Have you heard of 5G? It may not yet be a staple piece of conversation, but odds are that this is a future worth anticipating. In an era where technological advancements have pushed phones from house bricks to paper thin marvels, the 4G derivative seems to have been in the books forever. Yet, as the chapters unfold, and technological revolutions continue to follow their precipitated scripts, history shows us that having a wary nose might still be a must during these exciting times. The same way social media platforms come with more baggage than we would like, new 5G technology won’t exist without constraints.



In which way is 5G so intimately linked to Huawei that it deserves a header? Truth be told, Huawei has been competing in the major leagues for quite some time and has since firmly established its position amid companies such as Google and Microsoft. You might simply recognize the company for their high quality, innovative phones, yet, this is surprisingly only the tip of the iceberg. Beneath a sea of screens, the Chinese giant operates at grander scales as a leading manufacturer of telecommunication and networking equipment, offering its services to 45 of the 50 world’s largest telecom operators. Therefore, it is no secret that Huawei wants to establish itself as a principal supplier of the lightning-fast 5G internet services which classifies itself as an era-defining technology, laying groundwork to the creation of artificial intelligence and smart cities. Nonetheless, Huawei becoming the frontrunner in the roll-out of the new 5G network has been a bone of contention over the past several months, getting caught in a battle against American scepticism.



The US has decided to brand Huawei as a potential security threat following aggregated suspicion that the telecom company might be involved in some form of espionage for the Chinese government. By force of instinct, the US decided to place a ban on the use of Huawei’s equipment in the federal government, subsequently going to great length convincing European countries to fend off the, in their eyes, untrustworthy company. For the US, the primary concern lied with the possible leaks of information that Chinese manufactured infrastructures could occasion, potentially opening domestic companies to cyber-attacks. In retort, Huawei disclaimed all allegations, pointing out that the US hasn’t been able to produce any evidence of wrongdoings. Despite the quick response, some countries such as Australia and Japan caught onto the US’s warnings and decided to indefinitely terminate any future business plans involving Huawei as well.

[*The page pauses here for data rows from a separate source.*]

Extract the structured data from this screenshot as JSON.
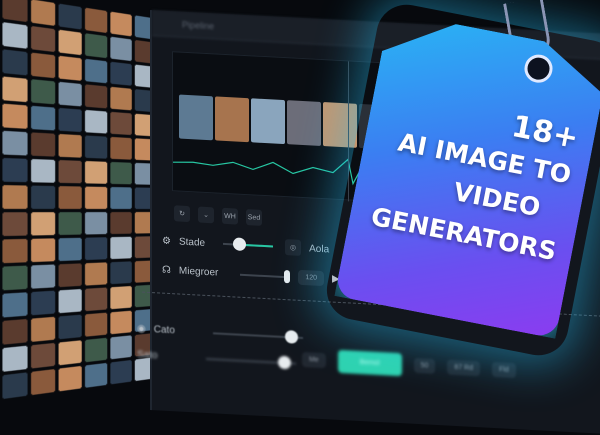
{
  "editor": {
    "title": "Pipeline"
  },
  "toolbar": {
    "t1": "↻",
    "t2": "⌄",
    "t3": "WH",
    "t4": "Sed"
  },
  "controls": {
    "stade": "Stade",
    "aola": "Aola",
    "miegroer": "Miegroer",
    "readout": "120",
    "cato": "Cato",
    "sato": "Sato",
    "menu": "Me",
    "apply": "Bemol",
    "b1": "50",
    "b2": "87 Rd",
    "b3": "Fld"
  },
  "sliders": {
    "stade": 0.2,
    "miegroer": 0.9
  },
  "tag": {
    "line1": "18+",
    "line2": "AI IMAGE TO",
    "line3": "VIDEO",
    "line4": "GENERATORS"
  },
  "colors": {
    "accent": "#2fd3b0",
    "tag_top": "#28b7f4",
    "tag_bottom": "#8b3cf0"
  }
}
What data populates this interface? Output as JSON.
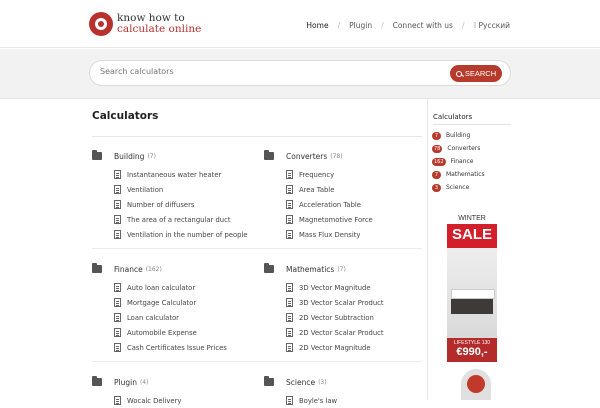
{
  "header": {
    "logo_line1": "know how to",
    "logo_line2": "calculate online",
    "nav": [
      {
        "label": "Home"
      },
      {
        "label": "Plugin"
      },
      {
        "label": "Connect with us"
      },
      {
        "label": "Русский"
      }
    ]
  },
  "search": {
    "placeholder": "Search calculators",
    "button_label": "SEARCH"
  },
  "main": {
    "title": "Calculators",
    "categories": [
      {
        "name": "Building",
        "count": "(7)",
        "links": [
          "Instantaneous water heater",
          "Ventilation",
          "Number of diffusers",
          "The area of a rectangular duct",
          "Ventilation in the number of people"
        ]
      },
      {
        "name": "Converters",
        "count": "(78)",
        "links": [
          "Frequency",
          "Area Table",
          "Acceleration Table",
          "Magnetomotive Force",
          "Mass Flux Density"
        ]
      },
      {
        "name": "Finance",
        "count": "(162)",
        "links": [
          "Auto loan calculator",
          "Mortgage Calculator",
          "Loan calculator",
          "Automobile Expense",
          "Cash Certificates Issue Prices"
        ]
      },
      {
        "name": "Mathematics",
        "count": "(7)",
        "links": [
          "3D Vector Magnitude",
          "3D Vector Scalar Product",
          "2D Vector Subtraction",
          "2D Vector Scalar Product",
          "2D Vector Magnitude"
        ]
      },
      {
        "name": "Plugin",
        "count": "(4)",
        "links": [
          "Wocalc Delivery"
        ]
      },
      {
        "name": "Science",
        "count": "(3)",
        "links": [
          "Boyle's law"
        ]
      }
    ]
  },
  "sidebar": {
    "title": "Calculators",
    "items": [
      {
        "badge": "7",
        "label": "Building"
      },
      {
        "badge": "78",
        "label": "Converters"
      },
      {
        "badge": "162",
        "label": "Finance"
      },
      {
        "badge": "7",
        "label": "Mathematics"
      },
      {
        "badge": "3",
        "label": "Science"
      }
    ],
    "ad": {
      "top": "WINTER",
      "sale": "SALE",
      "lifestyle": "LIFESTYLE 130",
      "price": "€990,-"
    }
  },
  "colors": {
    "accent": "#b63b2c"
  }
}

In a world where people check their phones more than 80 times a day on average, it is safe to say that news travels fast. In Europe, red flags from the United States were seen from miles away with some countries also beginning to question the purity of Huawei’s intentions. The situation only worsened when the limelight was stolen by the Netherlands after an incident occurred at ASML, a Dutch chip machine manufacturer. Rumours about corporate espionage began circulating in the media when reports came out claiming Chinese spies had stolen trade secrets from the company. Assertions about the theft were voided by the CEO of ASML who stated that the company wasn’t “victim of national conspiracy” adding that the incident would have no implications on the company conducting business in China. A clean slate, however, wasn’t enough to fully convince the Dutch government that partnering with Huawei would be a sound move. Against the wishes of the house of representatives, the Dutch telecommunication company KPN entered into an agreement with Huawei. The deal in question could still be reversed if it doesn’t adhere to security standards set by the Dutch government who is currently still working on a “China strategy”.


With the picture slowly fading for Huawei in Europe, contenders to the 5G throne are making themselves heard. Amidst them, two Nordic company’s Nokia and Ericsson, are developing their own 5G equipment. Yet, whereas China’s combination of industry momentum and government support have led to an accelerated launch of the 5G network, the transition in Europe is happening at a quiet pace and boycotting Huawei’s equipment could delay the institution of the super-fast internet by 2 years. While long-term strategic costs involving Chinese 5G technology should be assessed, falling behind on such pivotal projects can seriously harm a countries wireless industry and larger spectrum of the economy. Security and legal backdoors are still to be accounted for, yet if one thing is sure, the introduction of the disruptive 5G network will effectively transform our society as we know it, opening pathways to the development of new businesses and revolutionizing human interaction.

By Maximilian Reijnen